*** GIVEN DATA Section Begins ***

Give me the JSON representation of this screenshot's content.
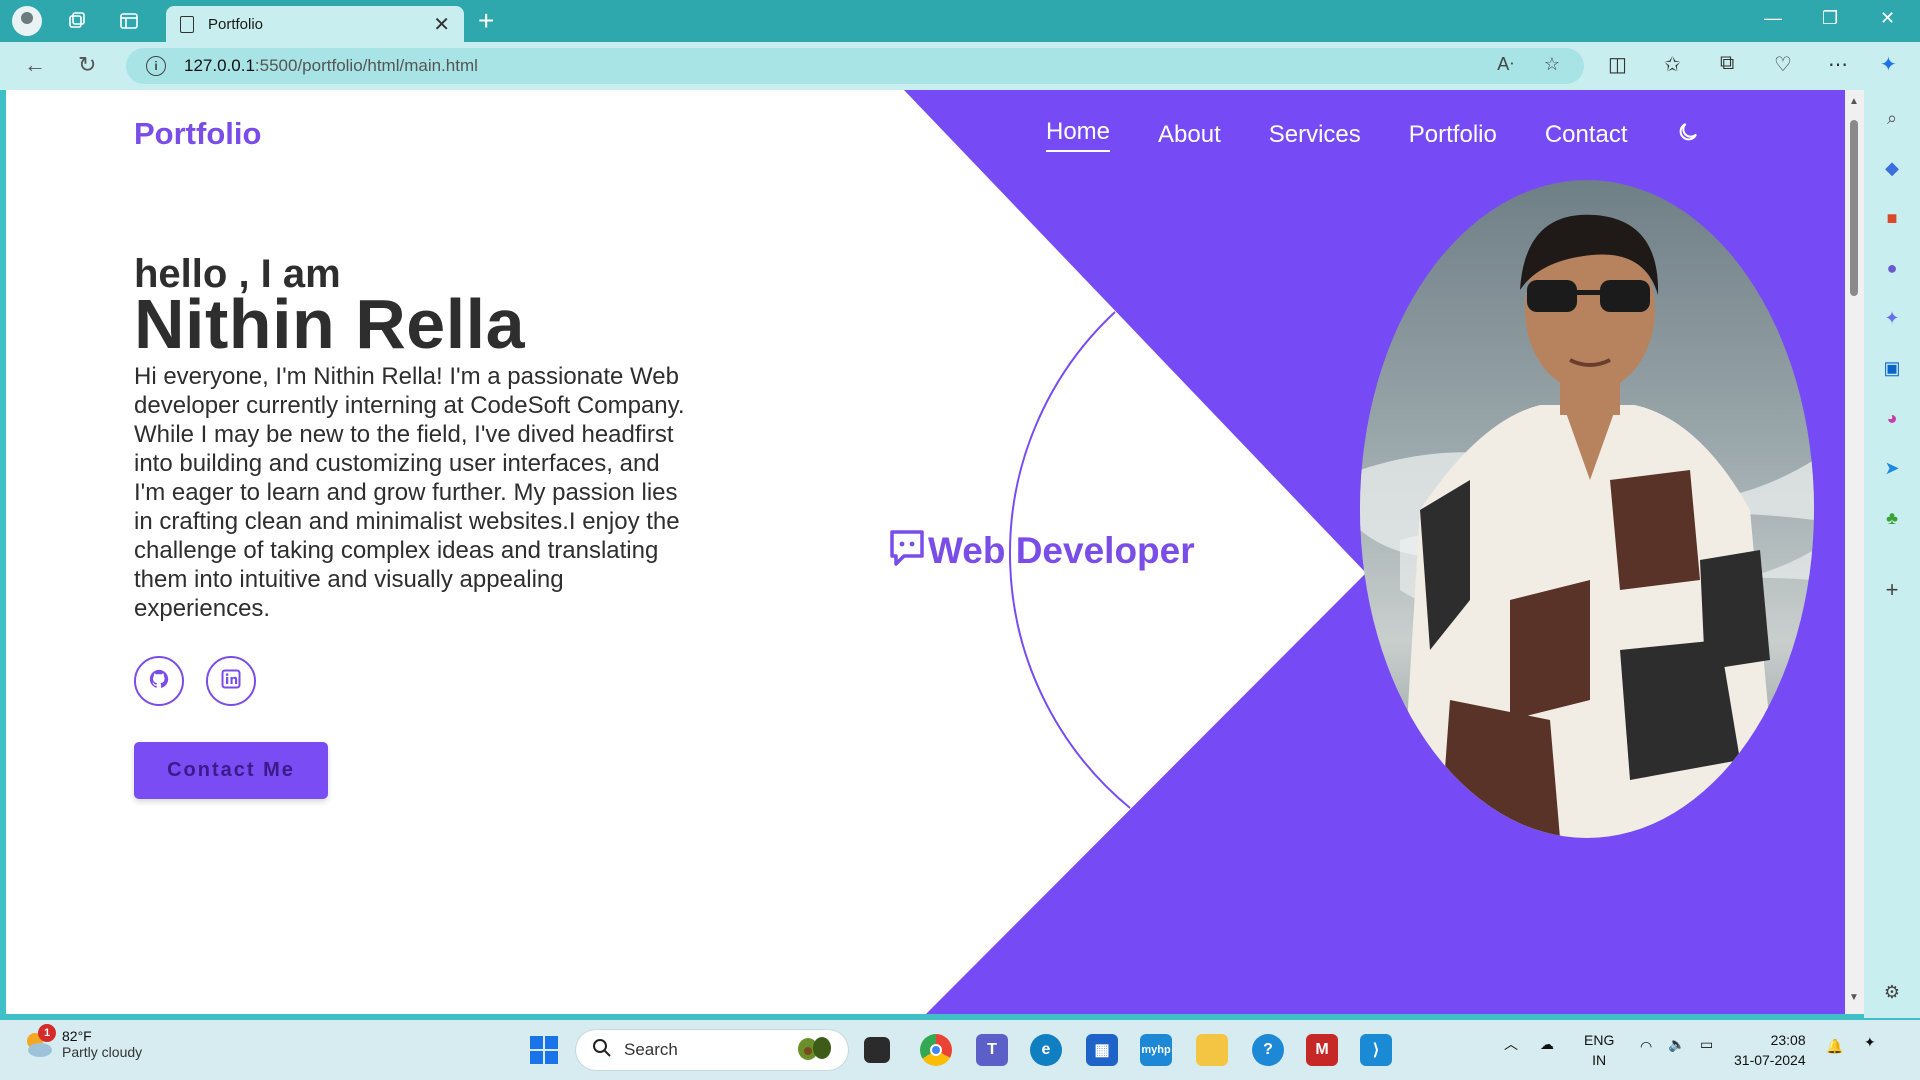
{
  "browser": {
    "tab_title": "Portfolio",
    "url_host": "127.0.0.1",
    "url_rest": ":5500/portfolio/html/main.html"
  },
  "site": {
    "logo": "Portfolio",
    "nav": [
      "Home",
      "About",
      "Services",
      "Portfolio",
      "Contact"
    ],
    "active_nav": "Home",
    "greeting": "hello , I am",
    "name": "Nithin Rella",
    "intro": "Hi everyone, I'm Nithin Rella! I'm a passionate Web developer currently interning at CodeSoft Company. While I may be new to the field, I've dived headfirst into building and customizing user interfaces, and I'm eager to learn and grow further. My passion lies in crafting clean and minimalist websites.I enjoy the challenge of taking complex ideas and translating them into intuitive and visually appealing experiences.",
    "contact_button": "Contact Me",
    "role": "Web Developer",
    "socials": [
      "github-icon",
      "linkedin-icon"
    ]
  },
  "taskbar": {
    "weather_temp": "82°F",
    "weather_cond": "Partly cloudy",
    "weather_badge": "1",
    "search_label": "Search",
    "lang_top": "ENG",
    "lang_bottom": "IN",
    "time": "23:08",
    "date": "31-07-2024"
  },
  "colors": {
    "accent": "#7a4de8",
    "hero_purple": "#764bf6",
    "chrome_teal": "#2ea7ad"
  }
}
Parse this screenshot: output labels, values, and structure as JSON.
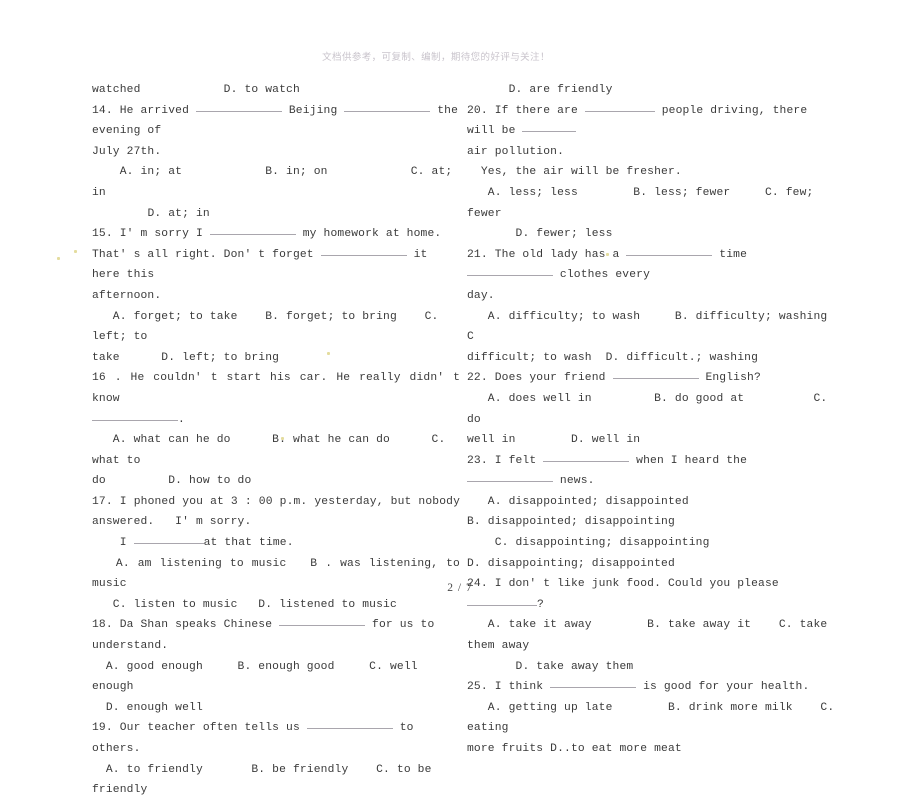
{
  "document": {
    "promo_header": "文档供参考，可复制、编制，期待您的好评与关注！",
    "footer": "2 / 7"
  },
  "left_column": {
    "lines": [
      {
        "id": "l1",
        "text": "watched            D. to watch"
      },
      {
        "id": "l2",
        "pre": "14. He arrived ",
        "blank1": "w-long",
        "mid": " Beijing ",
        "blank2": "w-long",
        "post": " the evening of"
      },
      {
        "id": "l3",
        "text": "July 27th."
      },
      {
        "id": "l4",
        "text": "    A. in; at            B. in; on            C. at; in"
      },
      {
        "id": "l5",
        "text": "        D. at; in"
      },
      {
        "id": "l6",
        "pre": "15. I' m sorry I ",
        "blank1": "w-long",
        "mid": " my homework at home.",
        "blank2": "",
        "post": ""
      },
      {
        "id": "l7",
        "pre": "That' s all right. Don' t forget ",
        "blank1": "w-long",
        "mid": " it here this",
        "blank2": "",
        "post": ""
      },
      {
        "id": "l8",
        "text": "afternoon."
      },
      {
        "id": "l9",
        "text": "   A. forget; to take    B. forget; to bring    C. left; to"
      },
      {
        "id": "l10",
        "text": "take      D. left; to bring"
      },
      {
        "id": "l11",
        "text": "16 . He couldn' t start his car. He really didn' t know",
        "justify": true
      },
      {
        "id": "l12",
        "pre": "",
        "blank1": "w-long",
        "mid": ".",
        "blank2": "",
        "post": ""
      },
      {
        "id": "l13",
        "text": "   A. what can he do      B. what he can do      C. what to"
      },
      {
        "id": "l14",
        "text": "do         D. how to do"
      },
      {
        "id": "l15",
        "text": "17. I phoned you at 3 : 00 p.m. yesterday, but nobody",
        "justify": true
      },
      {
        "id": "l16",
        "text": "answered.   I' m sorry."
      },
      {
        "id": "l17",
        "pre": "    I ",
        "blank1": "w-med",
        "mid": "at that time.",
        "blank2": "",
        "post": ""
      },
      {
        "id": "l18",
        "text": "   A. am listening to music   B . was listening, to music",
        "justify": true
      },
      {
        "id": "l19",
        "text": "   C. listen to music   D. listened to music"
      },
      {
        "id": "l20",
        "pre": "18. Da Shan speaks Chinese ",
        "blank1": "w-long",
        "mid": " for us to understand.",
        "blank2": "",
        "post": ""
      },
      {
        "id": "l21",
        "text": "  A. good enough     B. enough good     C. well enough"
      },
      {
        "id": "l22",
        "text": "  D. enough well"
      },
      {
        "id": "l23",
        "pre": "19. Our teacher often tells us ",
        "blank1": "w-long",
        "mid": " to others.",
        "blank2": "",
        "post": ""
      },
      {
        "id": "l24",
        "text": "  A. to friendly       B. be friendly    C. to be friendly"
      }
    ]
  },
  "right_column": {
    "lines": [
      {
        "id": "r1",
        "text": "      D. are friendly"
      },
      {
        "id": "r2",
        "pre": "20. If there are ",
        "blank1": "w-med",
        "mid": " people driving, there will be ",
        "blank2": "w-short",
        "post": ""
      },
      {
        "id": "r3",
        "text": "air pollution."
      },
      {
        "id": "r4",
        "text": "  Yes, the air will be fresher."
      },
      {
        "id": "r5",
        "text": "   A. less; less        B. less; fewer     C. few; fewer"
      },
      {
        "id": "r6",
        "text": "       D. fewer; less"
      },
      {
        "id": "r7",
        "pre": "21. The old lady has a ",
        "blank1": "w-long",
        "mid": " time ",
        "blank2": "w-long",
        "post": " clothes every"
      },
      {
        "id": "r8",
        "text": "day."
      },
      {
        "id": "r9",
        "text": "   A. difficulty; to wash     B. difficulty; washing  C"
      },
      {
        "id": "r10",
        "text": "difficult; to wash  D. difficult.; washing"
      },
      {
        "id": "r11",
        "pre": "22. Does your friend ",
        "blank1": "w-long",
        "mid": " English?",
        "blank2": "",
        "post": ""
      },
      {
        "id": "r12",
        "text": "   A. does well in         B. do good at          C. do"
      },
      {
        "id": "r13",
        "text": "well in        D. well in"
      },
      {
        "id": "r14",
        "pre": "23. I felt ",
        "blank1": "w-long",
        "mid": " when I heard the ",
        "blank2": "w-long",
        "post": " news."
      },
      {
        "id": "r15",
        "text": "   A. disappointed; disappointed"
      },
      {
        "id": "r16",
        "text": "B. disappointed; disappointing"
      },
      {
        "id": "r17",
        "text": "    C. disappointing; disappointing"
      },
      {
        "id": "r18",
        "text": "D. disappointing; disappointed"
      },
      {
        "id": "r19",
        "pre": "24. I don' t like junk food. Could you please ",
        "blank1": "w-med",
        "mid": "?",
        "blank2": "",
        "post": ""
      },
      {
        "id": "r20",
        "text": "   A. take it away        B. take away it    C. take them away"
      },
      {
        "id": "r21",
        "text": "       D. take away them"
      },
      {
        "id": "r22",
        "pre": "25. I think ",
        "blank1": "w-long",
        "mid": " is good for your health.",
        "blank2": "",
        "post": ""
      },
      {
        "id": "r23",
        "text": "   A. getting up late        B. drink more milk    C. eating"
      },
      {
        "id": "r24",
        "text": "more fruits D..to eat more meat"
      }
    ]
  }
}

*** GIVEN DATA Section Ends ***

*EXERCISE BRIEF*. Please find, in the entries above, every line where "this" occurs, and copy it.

*FINAL ANSWER*.
Give me the JSON representation of this screenshot's content.
Parse this screenshot: output labels, values, and structure as JSON.
        "mid": " it here this",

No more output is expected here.